Theories of Consciousness
Models of the Mind
As psychology and neuroscience progress, theory rapidly expands in its capacity to model and predict mental phenomena, but while practical for the field of medical treatment and instructive as we attempt to make our knowledge of the world and our place in it more profound, this growth in mechanistic explanations has only deepened the mystery surrounding interiors of consciousness. Philosophy has termed components of this internal domain ‘qualia’, the perceptual elements or qualitative contents of experience as contrasted with conventionally physical matter, and they have proven highly intractable to rational analysis, even the rigorous empiricism of science. Why is the brown color of a table brown and not simply a light wave, why is thought not merely synapsing neurons and nothing more, what is this supramaterial substance of consciousness that scientific instruments seem unable to detect and to which all our mechanistic theorizing has traditionally been incapable of adding, even when individuals can report these occurrences to each other so casually that we do not even have to think about them in the majority of circumstances? Scientific understanding of mechanistic particles and parts seems difficult to reconcile with intuitions about our own minds, and it ordinarily makes hardly any difference at all, truly a strange situation.
Analysis has approached this theoretical paradox from various angles. The treatment that currently predominates is the physicalist model, which claims the mind can be exhaustively explicated by scientific procedures operating in the context of a knowledge of the physical world. Whatever first person experience is, it will be subsumed someday by materialistic theory, whatever this matter turns out to be, becoming functionally though perhaps not pragmatically obsolete, subjected to causal explanations based solely on theoretical and technological data, as if the brain is a machine or computer shrouded in mystery, the definitive principles of which are still to be revealed. This is the most rhetorically prevalent tact: science discovers that specific kinds of neuron firing correlate with a phenomenon like emotion, so emotions are essentially neurons firing in some way that will soon be further described. It has never made much headway in philosophy, as this discipline wants to get to the bottom of everything rather than making preemptive assumptions or propagandistic claims, though philosophy’s speculative rationations cannot really match the clout of scientific modeling with its surpassing practicality.
Two contemporary approaches to qualia suggested by philosophers are strong and weak supervenience. Strong supervenience claims that subjectivity-based descriptions and physicalist science provide equivalent definitions of the mind, so that materialism will never antiquate its rival. “I feel sad” will never be less valid, accurate or certain than “neurons of the frontal lobe have synapsed” or something similarly mechanistic.
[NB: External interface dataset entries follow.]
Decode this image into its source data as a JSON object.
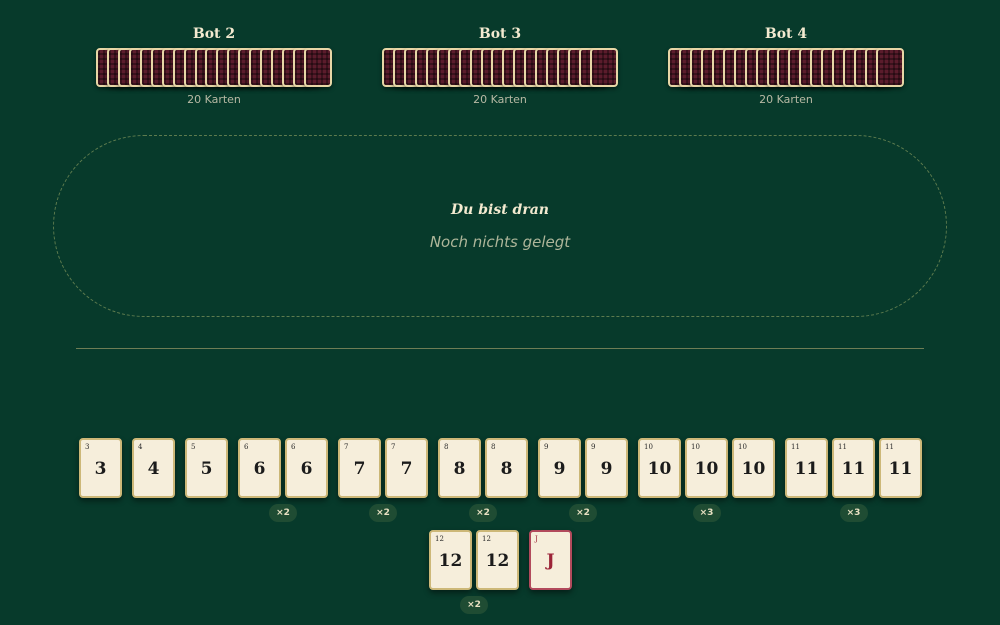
{
  "bots": [
    {
      "name": "Bot 2",
      "count_label": "20 Karten",
      "cards": 20
    },
    {
      "name": "Bot 3",
      "count_label": "20 Karten",
      "cards": 20
    },
    {
      "name": "Bot 4",
      "count_label": "20 Karten",
      "cards": 20
    }
  ],
  "table": {
    "turn_label": "Du bist dran",
    "empty_label": "Noch nichts gelegt"
  },
  "hand": {
    "rows": [
      [
        {
          "rank": "3",
          "count": 1
        },
        {
          "rank": "4",
          "count": 1
        },
        {
          "rank": "5",
          "count": 1
        },
        {
          "rank": "6",
          "count": 2,
          "badge": "×2"
        },
        {
          "rank": "7",
          "count": 2,
          "badge": "×2"
        },
        {
          "rank": "8",
          "count": 2,
          "badge": "×2"
        },
        {
          "rank": "9",
          "count": 2,
          "badge": "×2"
        },
        {
          "rank": "10",
          "count": 3,
          "badge": "×3"
        },
        {
          "rank": "11",
          "count": 3,
          "badge": "×3"
        }
      ],
      [
        {
          "rank": "12",
          "count": 2,
          "badge": "×2"
        },
        {
          "rank": "J",
          "count": 1,
          "joker": true
        }
      ]
    ]
  },
  "colors": {
    "felt": "#073a2b",
    "card_face": "#f6eedb",
    "card_back": "#5a1c2c",
    "joker": "#9c2438"
  }
}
Weak supervenience proposes there are mental phenomena that cannot be explained by physicalist science because of either the observational complications of experimenting with cognition or the possibility that mind is an entirely different sphere of causality with its own natural laws, so our theories of qualitative consciousness will never be matched or exceeded by mechanistic theories, which would be something like mental health counseling replaced with or superseded by neuroscience.
An older proposal reverses the orientation of matter to mind, with the material world being content of a spiritually aware cosmos of much greater though mysterious scale, perhaps with our relatively narrow perception existing in the mind of God. This is a common view of many ancient mysticisms and traditional strains of religion; it was elaborated in some depth by George Berkeley, an influential 17th century Irish philosopher, and continually surfaces in all kinds of ruminations on consciousness. By contrast, behaviorism propounds the opposite kind of idea, that asserting anything at all about a realm of mind and its supposedly distinct operations is unnecessary for explanatory purposes, with research on overt behavior providing all the knowledge we need to understand and predict human action. In this framework, any concepts of mind itself, as its own causal domain, are subsidiary and possibly dispensable in relation to theories of the conditioning operative upon organisms.
A newer theoretical approach is computational modeling, which is based on the principle that activity of the brain exists in its characteristic forms to fulfill particular functions, and these recurring tasks can be simulated in different mediums such as powerful computer programs, enabling researchers to assemble features of cognition without understanding microscopic matter and biochemical processes down to the last detail, something that may very well be impossible without huge unforeseen advances. We may not be able to fabricate an actual brain in total, but computers can perhaps approximate many brain states studied in research settings, like those concurrent with specific kinds of thought or fear response, holding much technological promise.
A further research trajectory concerns itself with mental phenomena that have not been documented in any substantial way up to this point, such as telepathy, synchronicity, all kinds of paranormal perceptions and experiences, but which ignite widespread interest and have allegedly been glimpsed in enough fringe investigations to deserve attention from science. It seems that verifying and theorizing in this largely untapped field of examination could potentially revolutionize our concepts of mind, matter and evolution.